An Example: A Video Store Application Finalize the use cases
Post-Processing Walkthrough of the proposed use cases, between users and developers Try to come up with an agreement on use cases The questions Have all proposed use cases covered the scope of the application? Are the use cases inputs and their types correct? Have all outcomes of each use case been identified?
Partitioning To logically map use classes into functional requirements Partitioning by increments Partitioning strategies Easiest first: to ease the development team into working with use cases or objects Target use cases for operational support: to get a set of use cases operational a.s.a.p. Provide most functionality a.s.a.p.: to show as much of the system’s capability a.s.a.p. Support end user training: to provide most application operations but not enough to run in production mode
Partitioning: An Example Extended video store application Proposed use cases
Partitioning: An Example Increment #1 Use cases Add category Define branch Add vendor Add video Add copy Strategy A practice increment and does not harm if something wrong happens If successful, user is able to start building the video database
Partitioning: An Example Increment #2 Use cases Add member New rental agreement Rent video Run overdue report Return video Collect rental fee Reserve video Strategy To deliver most of the essential functions To operate the store To demonstrate a fairly complete system
Partitioning: An Example Increment #3 Use cases Rent override Get availability Pay fines Run royalty report Run usage report Cancel rental Strategy To provide additional use cases to make the system ‘operational’

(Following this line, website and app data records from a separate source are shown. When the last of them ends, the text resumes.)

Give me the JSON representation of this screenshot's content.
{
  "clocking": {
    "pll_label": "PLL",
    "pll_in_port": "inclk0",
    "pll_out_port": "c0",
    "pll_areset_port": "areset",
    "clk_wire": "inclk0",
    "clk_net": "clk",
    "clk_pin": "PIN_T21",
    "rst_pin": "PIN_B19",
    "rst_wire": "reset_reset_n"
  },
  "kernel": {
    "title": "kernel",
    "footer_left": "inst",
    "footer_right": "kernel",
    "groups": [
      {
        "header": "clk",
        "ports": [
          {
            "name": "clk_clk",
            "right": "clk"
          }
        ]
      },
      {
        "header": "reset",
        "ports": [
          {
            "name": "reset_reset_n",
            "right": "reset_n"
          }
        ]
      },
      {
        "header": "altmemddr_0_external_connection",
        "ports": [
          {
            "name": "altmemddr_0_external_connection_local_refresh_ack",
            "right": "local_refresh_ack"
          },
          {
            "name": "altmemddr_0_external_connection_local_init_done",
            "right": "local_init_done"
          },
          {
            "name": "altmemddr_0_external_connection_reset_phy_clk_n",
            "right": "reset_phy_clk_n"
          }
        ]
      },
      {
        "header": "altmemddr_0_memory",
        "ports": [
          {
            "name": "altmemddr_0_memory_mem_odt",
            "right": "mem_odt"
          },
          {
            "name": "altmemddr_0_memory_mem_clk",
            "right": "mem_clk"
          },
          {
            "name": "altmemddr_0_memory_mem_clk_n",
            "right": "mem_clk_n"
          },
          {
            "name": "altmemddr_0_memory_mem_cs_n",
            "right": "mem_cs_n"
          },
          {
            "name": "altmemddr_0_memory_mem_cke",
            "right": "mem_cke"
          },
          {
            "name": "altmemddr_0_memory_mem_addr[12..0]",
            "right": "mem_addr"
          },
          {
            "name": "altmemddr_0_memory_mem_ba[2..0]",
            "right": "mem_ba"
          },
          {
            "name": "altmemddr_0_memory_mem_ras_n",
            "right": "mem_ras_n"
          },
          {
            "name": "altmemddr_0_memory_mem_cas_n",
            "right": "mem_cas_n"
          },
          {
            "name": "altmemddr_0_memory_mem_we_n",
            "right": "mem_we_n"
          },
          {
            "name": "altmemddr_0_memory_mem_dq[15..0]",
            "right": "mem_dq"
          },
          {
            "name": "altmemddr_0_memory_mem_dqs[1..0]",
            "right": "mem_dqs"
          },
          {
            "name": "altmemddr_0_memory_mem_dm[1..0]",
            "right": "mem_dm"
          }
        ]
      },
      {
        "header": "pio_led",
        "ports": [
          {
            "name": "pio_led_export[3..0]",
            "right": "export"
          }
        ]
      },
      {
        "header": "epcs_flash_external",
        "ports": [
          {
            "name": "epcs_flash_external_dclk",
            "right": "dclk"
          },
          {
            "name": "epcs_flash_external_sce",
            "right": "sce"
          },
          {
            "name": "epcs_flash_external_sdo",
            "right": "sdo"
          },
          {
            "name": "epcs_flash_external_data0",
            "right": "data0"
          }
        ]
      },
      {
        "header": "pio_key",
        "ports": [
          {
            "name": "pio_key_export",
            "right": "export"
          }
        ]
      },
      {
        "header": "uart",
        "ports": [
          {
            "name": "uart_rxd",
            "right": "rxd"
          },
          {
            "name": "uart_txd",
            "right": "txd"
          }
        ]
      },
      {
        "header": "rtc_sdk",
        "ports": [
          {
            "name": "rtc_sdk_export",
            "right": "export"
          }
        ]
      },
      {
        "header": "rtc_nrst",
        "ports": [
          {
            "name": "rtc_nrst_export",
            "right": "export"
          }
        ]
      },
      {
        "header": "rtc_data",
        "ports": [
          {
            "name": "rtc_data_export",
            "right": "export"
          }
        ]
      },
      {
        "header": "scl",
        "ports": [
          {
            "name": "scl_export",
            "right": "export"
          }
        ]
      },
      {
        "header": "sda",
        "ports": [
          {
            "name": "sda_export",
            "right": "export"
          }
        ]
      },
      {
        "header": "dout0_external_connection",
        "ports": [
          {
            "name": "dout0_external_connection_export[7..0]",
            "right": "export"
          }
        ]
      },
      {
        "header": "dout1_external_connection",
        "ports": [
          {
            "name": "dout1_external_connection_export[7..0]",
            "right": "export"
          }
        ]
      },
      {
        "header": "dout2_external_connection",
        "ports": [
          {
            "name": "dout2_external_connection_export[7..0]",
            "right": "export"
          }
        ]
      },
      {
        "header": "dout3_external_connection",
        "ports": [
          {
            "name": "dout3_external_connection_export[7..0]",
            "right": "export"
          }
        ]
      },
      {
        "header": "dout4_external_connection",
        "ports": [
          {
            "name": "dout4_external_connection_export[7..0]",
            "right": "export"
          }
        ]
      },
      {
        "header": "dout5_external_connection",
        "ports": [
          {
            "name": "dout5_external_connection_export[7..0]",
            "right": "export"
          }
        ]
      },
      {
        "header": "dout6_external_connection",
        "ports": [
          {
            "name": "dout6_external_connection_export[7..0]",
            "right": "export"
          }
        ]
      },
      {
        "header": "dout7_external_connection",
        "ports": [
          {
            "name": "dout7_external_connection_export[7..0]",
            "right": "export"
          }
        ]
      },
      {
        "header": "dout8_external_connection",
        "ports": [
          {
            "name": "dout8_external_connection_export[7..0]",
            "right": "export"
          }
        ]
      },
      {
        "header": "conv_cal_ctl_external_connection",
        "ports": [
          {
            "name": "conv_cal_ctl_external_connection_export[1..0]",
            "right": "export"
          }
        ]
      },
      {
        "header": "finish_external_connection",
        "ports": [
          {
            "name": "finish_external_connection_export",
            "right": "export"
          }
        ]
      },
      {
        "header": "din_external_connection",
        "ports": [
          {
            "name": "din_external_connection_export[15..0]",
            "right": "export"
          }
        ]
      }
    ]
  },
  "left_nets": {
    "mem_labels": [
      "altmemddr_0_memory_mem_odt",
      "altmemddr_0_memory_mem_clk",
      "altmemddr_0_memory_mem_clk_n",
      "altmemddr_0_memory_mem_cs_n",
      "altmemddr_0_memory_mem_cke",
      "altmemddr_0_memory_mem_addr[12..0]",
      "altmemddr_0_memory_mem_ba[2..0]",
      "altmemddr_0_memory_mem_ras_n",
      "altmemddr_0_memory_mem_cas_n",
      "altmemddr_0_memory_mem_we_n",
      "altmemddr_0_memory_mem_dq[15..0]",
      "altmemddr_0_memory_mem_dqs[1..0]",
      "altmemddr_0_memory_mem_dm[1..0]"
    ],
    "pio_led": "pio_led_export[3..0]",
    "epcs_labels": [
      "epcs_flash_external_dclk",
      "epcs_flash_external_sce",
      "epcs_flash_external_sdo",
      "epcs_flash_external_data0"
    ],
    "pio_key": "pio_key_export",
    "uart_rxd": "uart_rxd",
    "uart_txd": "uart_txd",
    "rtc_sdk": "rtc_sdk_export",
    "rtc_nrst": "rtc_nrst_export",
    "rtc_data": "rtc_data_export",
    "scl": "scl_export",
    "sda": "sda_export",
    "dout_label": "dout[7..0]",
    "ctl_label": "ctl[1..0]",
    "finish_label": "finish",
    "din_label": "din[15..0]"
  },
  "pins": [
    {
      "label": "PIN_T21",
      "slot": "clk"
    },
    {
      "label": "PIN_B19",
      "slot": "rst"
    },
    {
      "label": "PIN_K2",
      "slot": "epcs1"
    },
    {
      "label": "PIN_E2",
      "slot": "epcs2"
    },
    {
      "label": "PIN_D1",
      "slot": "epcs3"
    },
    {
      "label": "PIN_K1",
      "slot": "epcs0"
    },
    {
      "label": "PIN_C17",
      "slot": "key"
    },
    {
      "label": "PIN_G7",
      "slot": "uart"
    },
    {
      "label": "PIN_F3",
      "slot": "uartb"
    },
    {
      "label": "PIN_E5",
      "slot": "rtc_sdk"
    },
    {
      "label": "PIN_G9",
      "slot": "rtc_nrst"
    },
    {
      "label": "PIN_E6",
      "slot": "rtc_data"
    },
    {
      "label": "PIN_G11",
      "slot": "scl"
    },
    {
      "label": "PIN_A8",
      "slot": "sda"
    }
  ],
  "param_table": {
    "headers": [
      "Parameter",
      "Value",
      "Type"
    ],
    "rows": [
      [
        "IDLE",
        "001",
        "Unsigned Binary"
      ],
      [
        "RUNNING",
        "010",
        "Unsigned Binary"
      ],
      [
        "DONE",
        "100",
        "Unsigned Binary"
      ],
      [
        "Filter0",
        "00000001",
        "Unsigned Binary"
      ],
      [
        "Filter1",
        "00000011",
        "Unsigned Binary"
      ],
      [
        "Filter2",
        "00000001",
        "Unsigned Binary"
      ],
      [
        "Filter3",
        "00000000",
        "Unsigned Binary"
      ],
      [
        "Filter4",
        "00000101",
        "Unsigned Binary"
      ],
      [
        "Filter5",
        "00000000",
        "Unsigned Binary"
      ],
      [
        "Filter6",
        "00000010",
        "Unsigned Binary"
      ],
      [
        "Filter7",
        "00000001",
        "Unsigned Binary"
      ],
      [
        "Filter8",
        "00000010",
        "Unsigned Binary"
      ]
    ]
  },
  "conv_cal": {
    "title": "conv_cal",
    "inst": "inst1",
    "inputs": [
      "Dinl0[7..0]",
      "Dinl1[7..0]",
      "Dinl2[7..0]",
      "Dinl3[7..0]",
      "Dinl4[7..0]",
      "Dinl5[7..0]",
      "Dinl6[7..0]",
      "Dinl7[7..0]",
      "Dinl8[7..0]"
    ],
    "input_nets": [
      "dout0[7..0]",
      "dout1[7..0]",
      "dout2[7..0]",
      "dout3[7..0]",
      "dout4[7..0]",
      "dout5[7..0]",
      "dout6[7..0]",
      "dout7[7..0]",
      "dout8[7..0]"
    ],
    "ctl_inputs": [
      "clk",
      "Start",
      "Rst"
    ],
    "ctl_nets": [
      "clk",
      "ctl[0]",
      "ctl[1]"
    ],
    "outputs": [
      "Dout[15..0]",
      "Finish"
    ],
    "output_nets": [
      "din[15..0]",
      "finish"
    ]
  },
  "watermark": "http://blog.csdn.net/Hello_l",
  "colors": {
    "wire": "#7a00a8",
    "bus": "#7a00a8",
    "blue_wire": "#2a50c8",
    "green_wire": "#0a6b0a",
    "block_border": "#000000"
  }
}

Partitioning: An Example Increment #4 Use cases Remove copy Remove video Remove member Remove vendor Set copy status Rent override Remove member from wait list Strategy Non-critical additional features to make the system ‘complete’